“We can use that light,” I said. “It’ll just be a silhouette, but I bet the arches will make a great background. Just take off your clothes and climb up on that ledge.”

“Here?” she asked. We were on the main part of the campus, on a well-used walkway. “I’m kind of worried they might arrest me.”

“Don’t worry,” I reassured her. “If anyone comes near, I’ll hold up my umbrella.”

Surprisingly, she seemed to have confidence in my ability to fight off the campus police with an umbrella. Stepping onto the porch, she began stripping off her clothes. “Do I need to take off my Tevas?” she called.

“Yes, of course!” I said. “No sandals!” It’s true that sandals would kind of fit the theme of the campus — I think Touchdown Jesus was wearing them — but I do think full nudity is important for this project.

Fire climbed up onto the ledge, balanced precariously, her naked body silhouetted against the glaring lights.
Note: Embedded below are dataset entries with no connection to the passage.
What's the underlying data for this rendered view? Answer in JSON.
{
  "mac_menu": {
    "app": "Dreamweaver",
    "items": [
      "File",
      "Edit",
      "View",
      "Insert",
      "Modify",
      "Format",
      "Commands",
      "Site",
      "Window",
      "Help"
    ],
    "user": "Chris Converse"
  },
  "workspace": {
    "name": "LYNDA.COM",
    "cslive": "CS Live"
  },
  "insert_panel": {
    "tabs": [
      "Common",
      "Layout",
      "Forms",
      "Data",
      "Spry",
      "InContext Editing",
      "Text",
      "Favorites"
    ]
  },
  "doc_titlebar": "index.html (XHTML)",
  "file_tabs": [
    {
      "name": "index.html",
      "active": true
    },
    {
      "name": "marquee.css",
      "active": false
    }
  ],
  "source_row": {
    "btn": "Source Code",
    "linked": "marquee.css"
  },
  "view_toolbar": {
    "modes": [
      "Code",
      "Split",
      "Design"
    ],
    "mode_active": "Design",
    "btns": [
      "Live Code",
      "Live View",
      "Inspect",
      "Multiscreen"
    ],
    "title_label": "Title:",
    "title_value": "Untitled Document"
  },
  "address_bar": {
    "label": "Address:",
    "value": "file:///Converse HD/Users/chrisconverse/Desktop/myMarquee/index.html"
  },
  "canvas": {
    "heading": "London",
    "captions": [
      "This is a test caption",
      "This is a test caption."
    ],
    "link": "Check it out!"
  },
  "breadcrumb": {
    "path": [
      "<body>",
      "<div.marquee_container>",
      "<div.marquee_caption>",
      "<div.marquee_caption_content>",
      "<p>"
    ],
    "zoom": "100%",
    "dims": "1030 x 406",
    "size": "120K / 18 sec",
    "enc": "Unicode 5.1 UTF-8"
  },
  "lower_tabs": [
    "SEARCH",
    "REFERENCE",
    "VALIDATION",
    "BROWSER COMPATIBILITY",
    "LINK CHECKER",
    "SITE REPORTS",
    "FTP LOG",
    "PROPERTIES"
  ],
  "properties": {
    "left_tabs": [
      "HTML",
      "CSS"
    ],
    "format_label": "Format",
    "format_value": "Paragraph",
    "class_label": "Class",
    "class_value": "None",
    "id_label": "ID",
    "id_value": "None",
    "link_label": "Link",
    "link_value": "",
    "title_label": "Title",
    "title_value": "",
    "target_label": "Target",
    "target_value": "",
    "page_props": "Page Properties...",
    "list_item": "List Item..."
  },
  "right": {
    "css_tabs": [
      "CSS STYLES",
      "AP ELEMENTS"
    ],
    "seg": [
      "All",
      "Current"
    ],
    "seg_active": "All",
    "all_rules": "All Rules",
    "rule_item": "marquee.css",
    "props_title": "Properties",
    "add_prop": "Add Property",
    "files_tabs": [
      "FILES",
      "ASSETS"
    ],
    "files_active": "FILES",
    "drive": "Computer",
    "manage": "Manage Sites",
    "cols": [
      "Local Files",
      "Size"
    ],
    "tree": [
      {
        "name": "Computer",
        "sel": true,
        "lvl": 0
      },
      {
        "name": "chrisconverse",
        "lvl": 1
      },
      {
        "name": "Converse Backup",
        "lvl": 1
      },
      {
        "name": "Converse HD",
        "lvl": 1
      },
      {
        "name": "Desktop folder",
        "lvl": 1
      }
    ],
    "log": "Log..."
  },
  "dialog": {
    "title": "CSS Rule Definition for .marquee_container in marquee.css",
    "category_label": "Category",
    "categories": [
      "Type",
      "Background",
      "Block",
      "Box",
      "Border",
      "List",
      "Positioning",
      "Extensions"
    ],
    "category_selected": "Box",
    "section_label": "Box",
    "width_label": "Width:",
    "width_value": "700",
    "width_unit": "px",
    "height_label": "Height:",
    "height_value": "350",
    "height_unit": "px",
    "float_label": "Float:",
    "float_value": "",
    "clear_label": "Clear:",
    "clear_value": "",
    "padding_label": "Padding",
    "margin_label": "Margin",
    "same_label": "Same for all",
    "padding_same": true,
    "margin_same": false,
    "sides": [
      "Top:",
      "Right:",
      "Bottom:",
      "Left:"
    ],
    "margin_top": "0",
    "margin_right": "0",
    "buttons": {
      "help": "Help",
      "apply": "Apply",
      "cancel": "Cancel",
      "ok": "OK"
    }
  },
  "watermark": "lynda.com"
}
It occurred to me that the bright lights were a beacon that would pull people toward us. We needed to be fast.

 “Put your hands up over your head!” I yelled.
 “I’m afraid I’m going to lose my balance!” she yelled back.

She steadied herself on the stone wall, and I snapped quickly. Within minutes, we were back on the sidewalk, moving along with our umbrellas while the sky around us turned from black to dark blue.

Naked under the arches

You can read more about the history of the naked blogging project and check out the gallery of photos. 


Hannah said...

A funny story, and a beautiful shot. Her body is lovely.

Anonymous said...

What a great setting! And another beautiful model.


a/k/a Nadine said...

At first glance she could be a statue. Although I suppose in real life the moving, yelling, and laughing may have quickly dispelled that possibility.

Anonymous said...

Jo(e), I love the image and the story. You are right about Tevas not fitting within the spirit of your project naked. I have to admit that I look forward to your posts regardless of whether or not they are part of the Naked Photo project.

- Skyclad

jo(e) said...

Thanks, Skyclad!

susan said...

what an awesome addition to the series! And yet another beautiful story and beautiful friendship.

Tom said...

I know that campus! I think you were probably pretty close to the lake. But still -- that made for a cool shot and cool story.

Zhoen said...

Searcher entering the Strange Country.

Artist Friend said...

Nice shot!

Anonymous said...

Wow. Where do you find all these beautiful women? I'm really stunned by how readily they take their clothes off and pose.


patrick said...

One of your best... I'm amazed at how unplanned this was, as well as how little time it took to accomplish.

Practically Kin said...

what's up with these guys who don't want to be naked??

This is a beautiful shot!

Alice Kildaire said...

Striking. My money is on you and the umbrella!

Magpie said...

lovely. your stories are so good too, that the pictures are almost beside the point. not that i don't love the pictures - but the stories are wonderful.

Jeff said...

I agree with a/k/a Nadine; I thought this was a statue at first and then the subtle light revealed the glory & harmony of the human figure.

--> Partial nudity is not in the spirit of Project Naked. Too often in advertisements, the human body is reduced to a single body part. That drives me crazy. So I always try to include the whole body in my photographs.

Agree. Go all in with the body or don't do it. While I do enjoy figure photography and abstracts of the human figure and body parts I also feel by focusing too much on body parts we can lose the soul of the human.